Extracted information >>
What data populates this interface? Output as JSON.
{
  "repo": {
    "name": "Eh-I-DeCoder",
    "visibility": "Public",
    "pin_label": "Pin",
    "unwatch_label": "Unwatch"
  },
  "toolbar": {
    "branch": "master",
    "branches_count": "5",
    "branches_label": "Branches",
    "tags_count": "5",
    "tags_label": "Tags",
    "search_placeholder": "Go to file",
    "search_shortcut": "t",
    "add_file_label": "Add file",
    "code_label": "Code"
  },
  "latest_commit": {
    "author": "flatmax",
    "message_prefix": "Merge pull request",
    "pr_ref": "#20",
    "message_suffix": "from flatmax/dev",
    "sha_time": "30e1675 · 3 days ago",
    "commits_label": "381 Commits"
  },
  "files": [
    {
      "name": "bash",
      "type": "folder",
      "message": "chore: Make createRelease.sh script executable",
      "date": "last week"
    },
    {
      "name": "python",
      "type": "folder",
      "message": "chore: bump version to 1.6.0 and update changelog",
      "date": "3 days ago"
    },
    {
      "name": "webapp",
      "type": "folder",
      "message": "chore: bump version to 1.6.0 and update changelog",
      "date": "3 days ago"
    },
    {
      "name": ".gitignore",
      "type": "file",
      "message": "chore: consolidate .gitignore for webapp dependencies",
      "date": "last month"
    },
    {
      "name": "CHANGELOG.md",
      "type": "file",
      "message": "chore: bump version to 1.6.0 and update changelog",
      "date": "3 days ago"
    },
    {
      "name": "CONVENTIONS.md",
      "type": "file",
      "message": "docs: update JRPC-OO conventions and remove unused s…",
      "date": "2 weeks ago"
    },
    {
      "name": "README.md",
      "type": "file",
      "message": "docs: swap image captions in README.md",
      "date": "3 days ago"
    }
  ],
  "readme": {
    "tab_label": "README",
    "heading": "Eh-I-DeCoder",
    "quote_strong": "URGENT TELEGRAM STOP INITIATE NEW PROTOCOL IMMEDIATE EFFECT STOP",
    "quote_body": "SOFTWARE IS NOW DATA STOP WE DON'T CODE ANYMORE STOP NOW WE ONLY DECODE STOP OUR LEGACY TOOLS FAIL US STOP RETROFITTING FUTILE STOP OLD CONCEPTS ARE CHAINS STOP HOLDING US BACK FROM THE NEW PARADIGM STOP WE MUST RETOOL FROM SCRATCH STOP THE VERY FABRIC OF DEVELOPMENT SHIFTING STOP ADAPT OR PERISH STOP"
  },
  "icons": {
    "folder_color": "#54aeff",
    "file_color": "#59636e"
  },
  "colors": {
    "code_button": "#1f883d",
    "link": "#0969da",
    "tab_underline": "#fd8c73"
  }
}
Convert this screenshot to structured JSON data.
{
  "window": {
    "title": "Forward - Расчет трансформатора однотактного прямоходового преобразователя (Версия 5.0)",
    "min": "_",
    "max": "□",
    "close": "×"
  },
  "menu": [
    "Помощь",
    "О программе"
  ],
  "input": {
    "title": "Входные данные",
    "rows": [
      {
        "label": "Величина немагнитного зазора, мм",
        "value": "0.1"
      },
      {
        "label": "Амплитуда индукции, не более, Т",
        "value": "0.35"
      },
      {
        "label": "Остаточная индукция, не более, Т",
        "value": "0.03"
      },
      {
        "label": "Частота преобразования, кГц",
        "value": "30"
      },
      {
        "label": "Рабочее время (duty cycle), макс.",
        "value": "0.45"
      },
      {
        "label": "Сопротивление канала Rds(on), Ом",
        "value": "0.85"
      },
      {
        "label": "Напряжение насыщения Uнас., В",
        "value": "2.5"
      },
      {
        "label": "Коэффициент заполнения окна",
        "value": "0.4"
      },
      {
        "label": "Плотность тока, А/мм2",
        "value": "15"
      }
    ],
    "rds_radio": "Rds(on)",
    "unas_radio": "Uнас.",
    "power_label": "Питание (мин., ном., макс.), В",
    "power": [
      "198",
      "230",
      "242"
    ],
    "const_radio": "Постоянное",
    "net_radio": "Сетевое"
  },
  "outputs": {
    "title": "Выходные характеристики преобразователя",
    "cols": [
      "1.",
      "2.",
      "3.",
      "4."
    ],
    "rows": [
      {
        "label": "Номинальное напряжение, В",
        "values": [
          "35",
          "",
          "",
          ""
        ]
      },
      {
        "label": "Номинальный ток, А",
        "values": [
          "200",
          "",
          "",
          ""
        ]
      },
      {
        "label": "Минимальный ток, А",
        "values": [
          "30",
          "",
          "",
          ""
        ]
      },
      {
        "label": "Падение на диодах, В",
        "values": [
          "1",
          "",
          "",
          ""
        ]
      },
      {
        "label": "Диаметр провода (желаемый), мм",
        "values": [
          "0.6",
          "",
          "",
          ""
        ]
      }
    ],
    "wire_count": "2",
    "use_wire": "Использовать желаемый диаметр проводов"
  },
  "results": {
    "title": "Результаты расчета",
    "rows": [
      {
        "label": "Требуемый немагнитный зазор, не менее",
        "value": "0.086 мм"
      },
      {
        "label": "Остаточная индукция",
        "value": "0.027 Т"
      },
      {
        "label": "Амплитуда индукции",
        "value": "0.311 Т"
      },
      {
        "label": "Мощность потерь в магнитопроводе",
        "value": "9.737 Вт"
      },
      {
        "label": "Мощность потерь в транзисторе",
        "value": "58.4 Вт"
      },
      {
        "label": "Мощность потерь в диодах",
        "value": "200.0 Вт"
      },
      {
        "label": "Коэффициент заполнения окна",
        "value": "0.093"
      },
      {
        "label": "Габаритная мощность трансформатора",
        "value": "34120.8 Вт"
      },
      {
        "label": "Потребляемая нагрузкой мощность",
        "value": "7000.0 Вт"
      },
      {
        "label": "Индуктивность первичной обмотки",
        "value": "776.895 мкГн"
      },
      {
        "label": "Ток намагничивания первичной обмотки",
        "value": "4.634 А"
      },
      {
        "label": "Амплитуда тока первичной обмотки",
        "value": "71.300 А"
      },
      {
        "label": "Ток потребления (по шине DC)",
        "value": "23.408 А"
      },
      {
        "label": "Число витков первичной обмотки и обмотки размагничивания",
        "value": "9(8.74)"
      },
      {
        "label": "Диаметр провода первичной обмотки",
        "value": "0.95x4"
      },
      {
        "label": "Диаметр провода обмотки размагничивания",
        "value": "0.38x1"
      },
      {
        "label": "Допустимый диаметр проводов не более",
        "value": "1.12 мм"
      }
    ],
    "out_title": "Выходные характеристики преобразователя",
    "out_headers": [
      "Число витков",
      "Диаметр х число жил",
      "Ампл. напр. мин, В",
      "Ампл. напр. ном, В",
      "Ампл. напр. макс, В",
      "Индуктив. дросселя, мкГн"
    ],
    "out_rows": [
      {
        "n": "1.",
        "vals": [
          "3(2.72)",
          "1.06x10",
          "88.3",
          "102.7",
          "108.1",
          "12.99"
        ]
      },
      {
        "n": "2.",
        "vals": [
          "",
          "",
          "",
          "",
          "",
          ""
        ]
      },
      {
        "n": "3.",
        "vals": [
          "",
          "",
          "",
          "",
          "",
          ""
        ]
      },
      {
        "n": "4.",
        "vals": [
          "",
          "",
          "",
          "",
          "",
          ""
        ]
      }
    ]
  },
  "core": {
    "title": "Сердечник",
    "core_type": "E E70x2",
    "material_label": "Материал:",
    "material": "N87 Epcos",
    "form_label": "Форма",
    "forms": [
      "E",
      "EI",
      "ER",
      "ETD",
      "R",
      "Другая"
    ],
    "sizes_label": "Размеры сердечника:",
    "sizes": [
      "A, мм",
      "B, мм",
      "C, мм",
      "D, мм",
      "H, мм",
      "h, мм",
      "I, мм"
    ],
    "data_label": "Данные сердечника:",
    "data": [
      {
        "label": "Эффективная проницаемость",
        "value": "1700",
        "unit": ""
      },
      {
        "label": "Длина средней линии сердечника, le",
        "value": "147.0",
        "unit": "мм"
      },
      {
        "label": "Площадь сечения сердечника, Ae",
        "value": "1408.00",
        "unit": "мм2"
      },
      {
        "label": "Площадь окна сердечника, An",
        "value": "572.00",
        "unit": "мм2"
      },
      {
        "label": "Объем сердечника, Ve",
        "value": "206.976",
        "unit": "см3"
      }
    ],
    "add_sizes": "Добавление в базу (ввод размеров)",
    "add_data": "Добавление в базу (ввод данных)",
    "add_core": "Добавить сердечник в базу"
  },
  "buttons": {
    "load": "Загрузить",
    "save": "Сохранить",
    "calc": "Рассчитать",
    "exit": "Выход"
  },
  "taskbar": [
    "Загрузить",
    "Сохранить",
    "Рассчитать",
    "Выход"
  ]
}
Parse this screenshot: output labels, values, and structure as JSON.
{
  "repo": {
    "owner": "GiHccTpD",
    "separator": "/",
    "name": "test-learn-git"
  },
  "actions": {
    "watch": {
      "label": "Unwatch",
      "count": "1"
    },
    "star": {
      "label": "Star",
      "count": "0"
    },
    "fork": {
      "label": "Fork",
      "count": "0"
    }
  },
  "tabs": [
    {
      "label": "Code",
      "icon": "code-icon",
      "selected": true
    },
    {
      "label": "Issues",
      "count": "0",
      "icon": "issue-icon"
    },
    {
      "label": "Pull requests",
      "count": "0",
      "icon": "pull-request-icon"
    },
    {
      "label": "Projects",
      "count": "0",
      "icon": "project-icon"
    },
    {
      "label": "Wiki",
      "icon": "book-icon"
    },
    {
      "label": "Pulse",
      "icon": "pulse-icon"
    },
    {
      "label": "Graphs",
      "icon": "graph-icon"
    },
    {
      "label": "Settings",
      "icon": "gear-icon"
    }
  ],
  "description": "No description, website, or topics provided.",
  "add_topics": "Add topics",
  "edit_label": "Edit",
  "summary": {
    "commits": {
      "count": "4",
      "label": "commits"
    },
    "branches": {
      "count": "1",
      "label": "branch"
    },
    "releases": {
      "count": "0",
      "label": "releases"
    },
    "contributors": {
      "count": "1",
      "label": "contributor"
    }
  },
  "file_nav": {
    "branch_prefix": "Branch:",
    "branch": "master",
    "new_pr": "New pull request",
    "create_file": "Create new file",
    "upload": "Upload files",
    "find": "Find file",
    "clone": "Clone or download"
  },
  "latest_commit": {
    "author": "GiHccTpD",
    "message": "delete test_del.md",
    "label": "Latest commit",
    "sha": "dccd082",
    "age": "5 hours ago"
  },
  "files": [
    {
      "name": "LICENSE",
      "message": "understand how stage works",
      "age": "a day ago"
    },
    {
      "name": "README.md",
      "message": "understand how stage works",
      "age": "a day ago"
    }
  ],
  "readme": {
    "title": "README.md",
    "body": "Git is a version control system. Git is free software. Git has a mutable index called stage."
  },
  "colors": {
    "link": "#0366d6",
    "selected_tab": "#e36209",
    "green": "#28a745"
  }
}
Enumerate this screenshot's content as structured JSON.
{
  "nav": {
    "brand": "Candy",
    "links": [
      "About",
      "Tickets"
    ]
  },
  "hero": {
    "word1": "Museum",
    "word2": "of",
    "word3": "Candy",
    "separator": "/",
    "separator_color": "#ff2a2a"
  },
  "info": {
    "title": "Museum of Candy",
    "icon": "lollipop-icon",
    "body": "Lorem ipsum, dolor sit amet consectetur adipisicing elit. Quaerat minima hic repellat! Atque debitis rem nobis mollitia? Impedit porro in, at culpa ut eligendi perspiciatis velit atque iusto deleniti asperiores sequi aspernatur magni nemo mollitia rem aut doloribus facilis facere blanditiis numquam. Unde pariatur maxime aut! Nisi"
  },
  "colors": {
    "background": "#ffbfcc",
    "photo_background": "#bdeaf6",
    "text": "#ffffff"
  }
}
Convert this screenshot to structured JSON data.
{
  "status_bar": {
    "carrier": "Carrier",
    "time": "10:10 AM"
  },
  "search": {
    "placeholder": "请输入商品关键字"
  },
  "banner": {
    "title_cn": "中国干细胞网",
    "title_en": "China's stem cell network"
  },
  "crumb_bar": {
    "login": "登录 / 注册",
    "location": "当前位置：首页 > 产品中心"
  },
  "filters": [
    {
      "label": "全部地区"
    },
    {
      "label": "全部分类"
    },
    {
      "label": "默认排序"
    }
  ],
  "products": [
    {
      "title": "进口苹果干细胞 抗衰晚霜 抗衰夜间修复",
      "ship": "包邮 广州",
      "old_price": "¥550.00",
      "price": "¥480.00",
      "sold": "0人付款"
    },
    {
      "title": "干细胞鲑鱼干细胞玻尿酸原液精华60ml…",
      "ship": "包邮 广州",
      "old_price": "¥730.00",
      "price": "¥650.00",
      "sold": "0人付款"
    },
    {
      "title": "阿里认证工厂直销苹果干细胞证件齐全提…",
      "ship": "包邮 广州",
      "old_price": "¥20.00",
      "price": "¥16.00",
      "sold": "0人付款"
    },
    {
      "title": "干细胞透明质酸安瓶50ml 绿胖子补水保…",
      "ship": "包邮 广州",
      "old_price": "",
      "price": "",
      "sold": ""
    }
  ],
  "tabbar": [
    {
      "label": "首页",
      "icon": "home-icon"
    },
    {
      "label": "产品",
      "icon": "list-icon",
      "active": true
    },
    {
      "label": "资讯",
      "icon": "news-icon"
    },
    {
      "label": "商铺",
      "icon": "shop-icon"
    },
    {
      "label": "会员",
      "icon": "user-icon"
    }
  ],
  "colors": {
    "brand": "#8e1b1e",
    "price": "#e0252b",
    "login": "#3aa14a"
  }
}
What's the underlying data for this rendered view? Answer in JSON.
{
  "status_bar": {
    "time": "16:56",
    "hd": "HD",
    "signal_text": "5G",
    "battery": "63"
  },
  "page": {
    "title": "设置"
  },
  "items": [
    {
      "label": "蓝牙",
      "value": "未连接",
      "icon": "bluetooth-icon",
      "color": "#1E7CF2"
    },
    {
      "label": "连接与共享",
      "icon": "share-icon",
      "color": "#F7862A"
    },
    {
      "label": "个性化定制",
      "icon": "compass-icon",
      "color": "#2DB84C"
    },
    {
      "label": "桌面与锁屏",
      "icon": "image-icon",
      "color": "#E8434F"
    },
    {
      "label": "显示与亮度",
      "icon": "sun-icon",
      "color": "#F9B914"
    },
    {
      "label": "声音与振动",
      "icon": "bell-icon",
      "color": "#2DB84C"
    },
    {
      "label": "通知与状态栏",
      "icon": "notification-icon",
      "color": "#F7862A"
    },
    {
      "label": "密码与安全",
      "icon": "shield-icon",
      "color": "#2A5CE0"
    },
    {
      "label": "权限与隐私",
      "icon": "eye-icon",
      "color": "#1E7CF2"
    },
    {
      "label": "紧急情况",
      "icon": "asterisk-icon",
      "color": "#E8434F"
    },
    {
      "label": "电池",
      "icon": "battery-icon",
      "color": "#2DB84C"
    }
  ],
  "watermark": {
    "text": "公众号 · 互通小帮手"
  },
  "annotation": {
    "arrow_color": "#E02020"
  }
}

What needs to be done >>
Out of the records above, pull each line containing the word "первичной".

Answer for this exercise >>
        "label": "Индуктивность первичной обмотки",
        "label": "Ток намагничивания первичной обмотки",
        "label": "Амплитуда тока первичной обмотки",
        "label": "Число витков первичной обмотки и обмотки размагничивания",
        "label": "Диаметр провода первичной обмотки",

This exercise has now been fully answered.